==== RECORDS FOR PROCESSING
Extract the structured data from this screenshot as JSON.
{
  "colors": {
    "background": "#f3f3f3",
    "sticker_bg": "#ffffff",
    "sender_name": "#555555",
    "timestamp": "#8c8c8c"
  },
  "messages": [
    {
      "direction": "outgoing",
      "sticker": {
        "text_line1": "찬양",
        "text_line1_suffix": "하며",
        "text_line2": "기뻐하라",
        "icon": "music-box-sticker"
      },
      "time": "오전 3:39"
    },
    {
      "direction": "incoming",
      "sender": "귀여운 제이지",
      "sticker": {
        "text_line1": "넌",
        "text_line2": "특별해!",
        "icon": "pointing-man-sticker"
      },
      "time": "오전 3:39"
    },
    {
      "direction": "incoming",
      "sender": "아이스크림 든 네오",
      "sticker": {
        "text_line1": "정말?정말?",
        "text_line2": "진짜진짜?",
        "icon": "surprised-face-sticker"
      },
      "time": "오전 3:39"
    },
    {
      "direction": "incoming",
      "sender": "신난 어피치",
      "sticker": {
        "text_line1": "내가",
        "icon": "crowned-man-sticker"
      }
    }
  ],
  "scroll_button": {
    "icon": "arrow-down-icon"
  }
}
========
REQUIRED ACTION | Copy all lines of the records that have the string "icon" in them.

REPLY |
        "icon": "music-box-sticker"
        "icon": "pointing-man-sticker"
        "icon": "surprised-face-sticker"
        "icon": "crowned-man-sticker"
    "icon": "arrow-down-icon"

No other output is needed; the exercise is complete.